 3

In Aetna Ins. Co. v. Texas Thermal Industries, Inc., 591 F.2d 1035, 1038 (5th Cir. 1979), this court held that the Federal Tax Lien Act of 1966 was intended to supplant the federal common law with respect to "tax lien priority questions as to which that statute provides an unambiguous federal answer." In Texas Commerce Bank--Fort Worth, N.A. v. United States, 896 F.2d 152, 161 n. 8 (5th Cir. 1990), however, another panel of this court has recently noted that there is an apparent conflict between Aetna and two earlier decisions of this court, Rice Investment Co. v. United States, 625 F.2d 565, 572 (5th Cir. 1980) and Texas Oil & Gas Corp. v. United States, 466 F.2d 1040, 1053 (5th Cir. 1972), cert. denied sub nom., Pecos County State Bank v. United States, 410 U.S. 929, 93 S. Ct. 1367, 35 L. Ed. 2d 591 (1973). In Rice and Texas Oil, the court, after concluding that nonfederal liens were not entitled to priority under the Tax Lien Act of 1966, proceeded to examine the question of priority under pre-1966 common law. We note that Aetna involved a nonfederal lien that was clearly entitled to priority under the Tax Lien Act and in that respect may be distinguishable from the nonfederal liens involved in Rice and Texas Oil

In the case before us, the statute provides a nonambiguous federal answer to the priority. It is unnecessary for us to resolve any conflict between Aetna, Rice, and Texas Oil in this case because, even if we examine the question of priority under pre-1966 federal common law, the answer is the same. Pre-1966 federal common law requires that the competing nonfederal lien be not only first in time but "choate" as well. A nonfederal lien is choate when "the identity of the lienor, the property subject to the lien, and the amount of the lien are established beyond any possibility of change or dispute." Rice Investment, 625 F.2d at 568. The question whether a lien has acquired sufficient substance and has become so perfected as to defeat a later-arising or later-filed federal tax lien is governed by federal law. Id.

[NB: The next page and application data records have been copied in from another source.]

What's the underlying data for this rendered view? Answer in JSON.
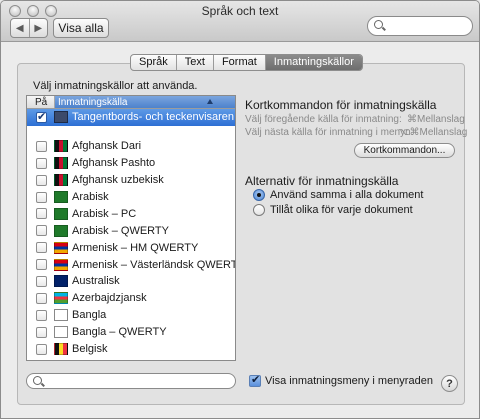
{
  "window": {
    "title": "Språk och text"
  },
  "toolbar": {
    "back_glyph": "◀",
    "forward_glyph": "▶",
    "show_all_label": "Visa alla",
    "search_placeholder": ""
  },
  "tabs": [
    {
      "label": "Språk",
      "active": false
    },
    {
      "label": "Text",
      "active": false
    },
    {
      "label": "Format",
      "active": false
    },
    {
      "label": "Inmatningskällor",
      "active": true
    }
  ],
  "instruction": "Välj inmatningskällor att använda.",
  "list": {
    "columns": {
      "on": "På",
      "name": "Inmatningskälla"
    },
    "selected": {
      "label": "Tangentbords- och teckenvisaren",
      "checked": true,
      "icon": "keyboard-viewer-icon"
    },
    "items": [
      {
        "label": "Afghansk Dari",
        "checked": false,
        "icon": "flag-afghanistan-icon"
      },
      {
        "label": "Afghansk Pashto",
        "checked": false,
        "icon": "flag-afghanistan-icon"
      },
      {
        "label": "Afghansk uzbekisk",
        "checked": false,
        "icon": "flag-afghanistan-icon"
      },
      {
        "label": "Arabisk",
        "checked": false,
        "icon": "crescent-icon"
      },
      {
        "label": "Arabisk – PC",
        "checked": false,
        "icon": "crescent-icon"
      },
      {
        "label": "Arabisk – QWERTY",
        "checked": false,
        "icon": "crescent-icon"
      },
      {
        "label": "Armenisk – HM QWERTY",
        "checked": false,
        "icon": "flag-armenia-icon"
      },
      {
        "label": "Armenisk – Västerländsk QWERTY",
        "checked": false,
        "icon": "flag-armenia-icon"
      },
      {
        "label": "Australisk",
        "checked": false,
        "icon": "flag-australia-icon"
      },
      {
        "label": "Azerbajdzjansk",
        "checked": false,
        "icon": "flag-azerbaijan-icon"
      },
      {
        "label": "Bangla",
        "checked": false,
        "icon": "bangla-script-icon"
      },
      {
        "label": "Bangla – QWERTY",
        "checked": false,
        "icon": "bangla-script-icon"
      },
      {
        "label": "Belgisk",
        "checked": false,
        "icon": "flag-belgium-icon"
      }
    ],
    "filter_placeholder": ""
  },
  "shortcuts": {
    "heading": "Kortkommandon för inmatningskälla",
    "prev_label": "Välj föregående källa för inmatning:",
    "prev_value": "⌘Mellanslag",
    "next_label": "Välj nästa källa för inmatning i menyn:",
    "next_value": "⌥⌘Mellanslag",
    "button_label": "Kortkommandon..."
  },
  "options": {
    "heading": "Alternativ för inmatningskälla",
    "radio_same": "Använd samma i alla dokument",
    "radio_per_doc": "Tillåt olika för varje dokument",
    "selected": "radio_same"
  },
  "menubar_checkbox": {
    "label": "Visa inmatningsmeny i menyraden",
    "checked": true
  },
  "help_label": "?",
  "colors": {
    "selection": "#2d6fd4",
    "tab_active": "#6e6e6e"
  }
}
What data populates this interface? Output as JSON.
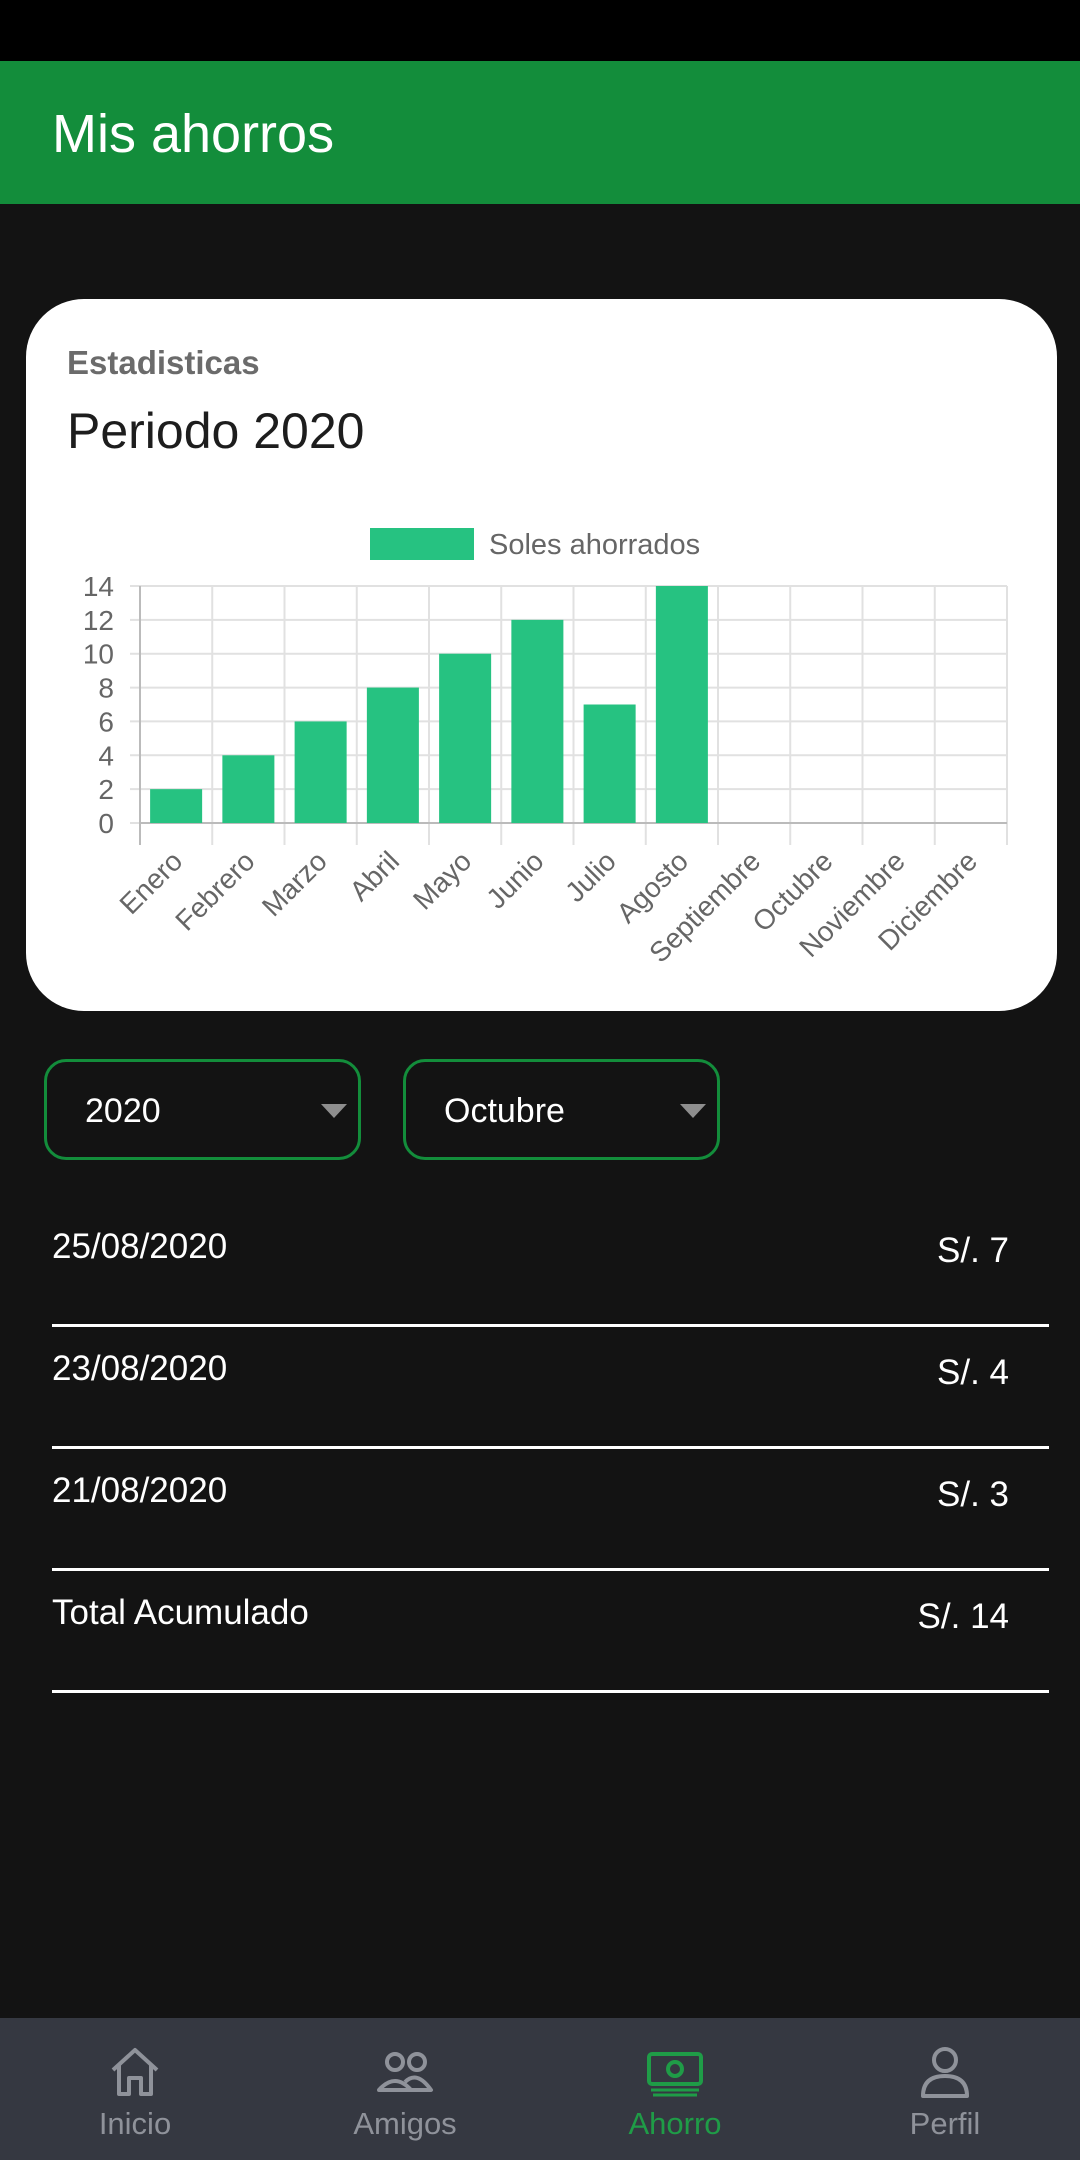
{
  "app_bar": {
    "title": "Mis ahorros"
  },
  "card": {
    "subtitle": "Estadisticas",
    "title": "Periodo 2020"
  },
  "chart_data": {
    "type": "bar",
    "categories": [
      "Enero",
      "Febrero",
      "Marzo",
      "Abril",
      "Mayo",
      "Junio",
      "Julio",
      "Agosto",
      "Septiembre",
      "Octubre",
      "Noviembre",
      "Diciembre"
    ],
    "series": [
      {
        "name": "Soles ahorrados",
        "values": [
          2,
          4,
          6,
          8,
          10,
          12,
          7,
          14,
          0,
          0,
          0,
          0
        ]
      }
    ],
    "ylim": [
      0,
      14
    ],
    "yticks": [
      0,
      2,
      4,
      6,
      8,
      10,
      12,
      14
    ],
    "grid": true,
    "legend_position": "top",
    "bar_color": "#26c281"
  },
  "filters": {
    "year": "2020",
    "month": "Octubre"
  },
  "rows": [
    {
      "date": "25/08/2020",
      "amount": "S/. 7"
    },
    {
      "date": "23/08/2020",
      "amount": "S/. 4"
    },
    {
      "date": "21/08/2020",
      "amount": "S/. 3"
    },
    {
      "date": "Total Acumulado",
      "amount": "S/. 14"
    }
  ],
  "nav": [
    {
      "label": "Inicio",
      "icon": "home-icon"
    },
    {
      "label": "Amigos",
      "icon": "friends-icon"
    },
    {
      "label": "Ahorro",
      "icon": "money-icon",
      "active": true
    },
    {
      "label": "Perfil",
      "icon": "profile-icon"
    }
  ],
  "colors": {
    "primary": "#138d3b",
    "active_nav": "#1f9c47",
    "nav_bg": "#353841",
    "background": "#131313"
  }
}
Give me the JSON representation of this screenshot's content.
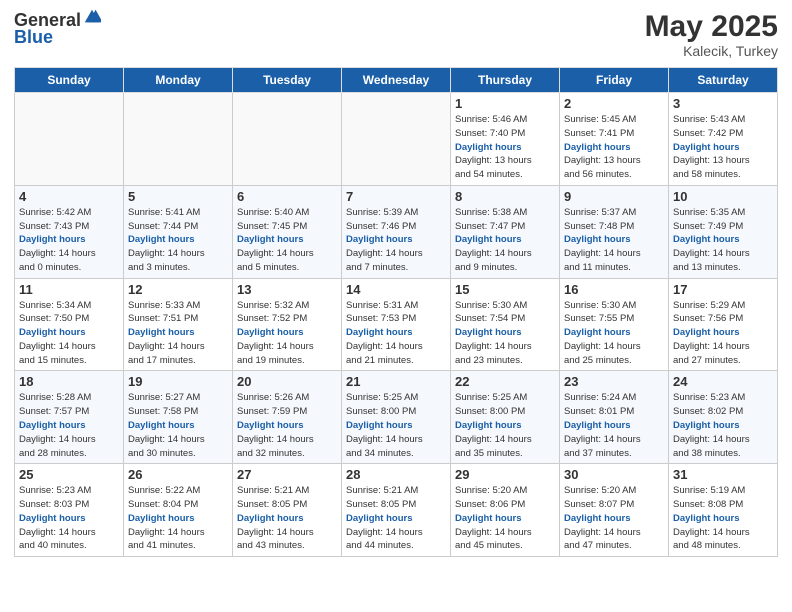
{
  "logo": {
    "general": "General",
    "blue": "Blue"
  },
  "title": {
    "month_year": "May 2025",
    "location": "Kalecik, Turkey"
  },
  "days_of_week": [
    "Sunday",
    "Monday",
    "Tuesday",
    "Wednesday",
    "Thursday",
    "Friday",
    "Saturday"
  ],
  "weeks": [
    [
      {
        "day": "",
        "empty": true
      },
      {
        "day": "",
        "empty": true
      },
      {
        "day": "",
        "empty": true
      },
      {
        "day": "",
        "empty": true
      },
      {
        "day": "1",
        "sunrise": "Sunrise: 5:46 AM",
        "sunset": "Sunset: 7:40 PM",
        "daylight": "Daylight: 13 hours",
        "daylight2": "and 54 minutes."
      },
      {
        "day": "2",
        "sunrise": "Sunrise: 5:45 AM",
        "sunset": "Sunset: 7:41 PM",
        "daylight": "Daylight: 13 hours",
        "daylight2": "and 56 minutes."
      },
      {
        "day": "3",
        "sunrise": "Sunrise: 5:43 AM",
        "sunset": "Sunset: 7:42 PM",
        "daylight": "Daylight: 13 hours",
        "daylight2": "and 58 minutes."
      }
    ],
    [
      {
        "day": "4",
        "sunrise": "Sunrise: 5:42 AM",
        "sunset": "Sunset: 7:43 PM",
        "daylight": "Daylight: 14 hours",
        "daylight2": "and 0 minutes."
      },
      {
        "day": "5",
        "sunrise": "Sunrise: 5:41 AM",
        "sunset": "Sunset: 7:44 PM",
        "daylight": "Daylight: 14 hours",
        "daylight2": "and 3 minutes."
      },
      {
        "day": "6",
        "sunrise": "Sunrise: 5:40 AM",
        "sunset": "Sunset: 7:45 PM",
        "daylight": "Daylight: 14 hours",
        "daylight2": "and 5 minutes."
      },
      {
        "day": "7",
        "sunrise": "Sunrise: 5:39 AM",
        "sunset": "Sunset: 7:46 PM",
        "daylight": "Daylight: 14 hours",
        "daylight2": "and 7 minutes."
      },
      {
        "day": "8",
        "sunrise": "Sunrise: 5:38 AM",
        "sunset": "Sunset: 7:47 PM",
        "daylight": "Daylight: 14 hours",
        "daylight2": "and 9 minutes."
      },
      {
        "day": "9",
        "sunrise": "Sunrise: 5:37 AM",
        "sunset": "Sunset: 7:48 PM",
        "daylight": "Daylight: 14 hours",
        "daylight2": "and 11 minutes."
      },
      {
        "day": "10",
        "sunrise": "Sunrise: 5:35 AM",
        "sunset": "Sunset: 7:49 PM",
        "daylight": "Daylight: 14 hours",
        "daylight2": "and 13 minutes."
      }
    ],
    [
      {
        "day": "11",
        "sunrise": "Sunrise: 5:34 AM",
        "sunset": "Sunset: 7:50 PM",
        "daylight": "Daylight: 14 hours",
        "daylight2": "and 15 minutes."
      },
      {
        "day": "12",
        "sunrise": "Sunrise: 5:33 AM",
        "sunset": "Sunset: 7:51 PM",
        "daylight": "Daylight: 14 hours",
        "daylight2": "and 17 minutes."
      },
      {
        "day": "13",
        "sunrise": "Sunrise: 5:32 AM",
        "sunset": "Sunset: 7:52 PM",
        "daylight": "Daylight: 14 hours",
        "daylight2": "and 19 minutes."
      },
      {
        "day": "14",
        "sunrise": "Sunrise: 5:31 AM",
        "sunset": "Sunset: 7:53 PM",
        "daylight": "Daylight: 14 hours",
        "daylight2": "and 21 minutes."
      },
      {
        "day": "15",
        "sunrise": "Sunrise: 5:30 AM",
        "sunset": "Sunset: 7:54 PM",
        "daylight": "Daylight: 14 hours",
        "daylight2": "and 23 minutes."
      },
      {
        "day": "16",
        "sunrise": "Sunrise: 5:30 AM",
        "sunset": "Sunset: 7:55 PM",
        "daylight": "Daylight: 14 hours",
        "daylight2": "and 25 minutes."
      },
      {
        "day": "17",
        "sunrise": "Sunrise: 5:29 AM",
        "sunset": "Sunset: 7:56 PM",
        "daylight": "Daylight: 14 hours",
        "daylight2": "and 27 minutes."
      }
    ],
    [
      {
        "day": "18",
        "sunrise": "Sunrise: 5:28 AM",
        "sunset": "Sunset: 7:57 PM",
        "daylight": "Daylight: 14 hours",
        "daylight2": "and 28 minutes."
      },
      {
        "day": "19",
        "sunrise": "Sunrise: 5:27 AM",
        "sunset": "Sunset: 7:58 PM",
        "daylight": "Daylight: 14 hours",
        "daylight2": "and 30 minutes."
      },
      {
        "day": "20",
        "sunrise": "Sunrise: 5:26 AM",
        "sunset": "Sunset: 7:59 PM",
        "daylight": "Daylight: 14 hours",
        "daylight2": "and 32 minutes."
      },
      {
        "day": "21",
        "sunrise": "Sunrise: 5:25 AM",
        "sunset": "Sunset: 8:00 PM",
        "daylight": "Daylight: 14 hours",
        "daylight2": "and 34 minutes."
      },
      {
        "day": "22",
        "sunrise": "Sunrise: 5:25 AM",
        "sunset": "Sunset: 8:00 PM",
        "daylight": "Daylight: 14 hours",
        "daylight2": "and 35 minutes."
      },
      {
        "day": "23",
        "sunrise": "Sunrise: 5:24 AM",
        "sunset": "Sunset: 8:01 PM",
        "daylight": "Daylight: 14 hours",
        "daylight2": "and 37 minutes."
      },
      {
        "day": "24",
        "sunrise": "Sunrise: 5:23 AM",
        "sunset": "Sunset: 8:02 PM",
        "daylight": "Daylight: 14 hours",
        "daylight2": "and 38 minutes."
      }
    ],
    [
      {
        "day": "25",
        "sunrise": "Sunrise: 5:23 AM",
        "sunset": "Sunset: 8:03 PM",
        "daylight": "Daylight: 14 hours",
        "daylight2": "and 40 minutes."
      },
      {
        "day": "26",
        "sunrise": "Sunrise: 5:22 AM",
        "sunset": "Sunset: 8:04 PM",
        "daylight": "Daylight: 14 hours",
        "daylight2": "and 41 minutes."
      },
      {
        "day": "27",
        "sunrise": "Sunrise: 5:21 AM",
        "sunset": "Sunset: 8:05 PM",
        "daylight": "Daylight: 14 hours",
        "daylight2": "and 43 minutes."
      },
      {
        "day": "28",
        "sunrise": "Sunrise: 5:21 AM",
        "sunset": "Sunset: 8:05 PM",
        "daylight": "Daylight: 14 hours",
        "daylight2": "and 44 minutes."
      },
      {
        "day": "29",
        "sunrise": "Sunrise: 5:20 AM",
        "sunset": "Sunset: 8:06 PM",
        "daylight": "Daylight: 14 hours",
        "daylight2": "and 45 minutes."
      },
      {
        "day": "30",
        "sunrise": "Sunrise: 5:20 AM",
        "sunset": "Sunset: 8:07 PM",
        "daylight": "Daylight: 14 hours",
        "daylight2": "and 47 minutes."
      },
      {
        "day": "31",
        "sunrise": "Sunrise: 5:19 AM",
        "sunset": "Sunset: 8:08 PM",
        "daylight": "Daylight: 14 hours",
        "daylight2": "and 48 minutes."
      }
    ]
  ]
}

Although the deed of trust identifies the lienor and describes the property subject to the lien, the amount of the lien was not established "beyond all possibility of change or dispute" at the time the notices of tax liens were filed. The deed of trust secured not only the $400,000 loan, but also "such future and additional advances as may be made to the grantor," as well as "all debts, obligations, or liabilities, direct or contingent, of the grantor ... to the beneficiary, whether now existing or hereafter arising at any time before actual cancellation of this instrument on the public records of mortgages and deeds of trust, whether the same be evidenced by note, open account, over-draft, endorsement, guaranty or otherwise." Because the deed of trust had not been cancelled at the time the IRS filed the notices of tax liens, the amount of the Bank's lien, under the express terms of the deed of trust, was subject to a "possibility of change or dispute" and thus was not perfected, or "choate," under pre-1966 federal common law.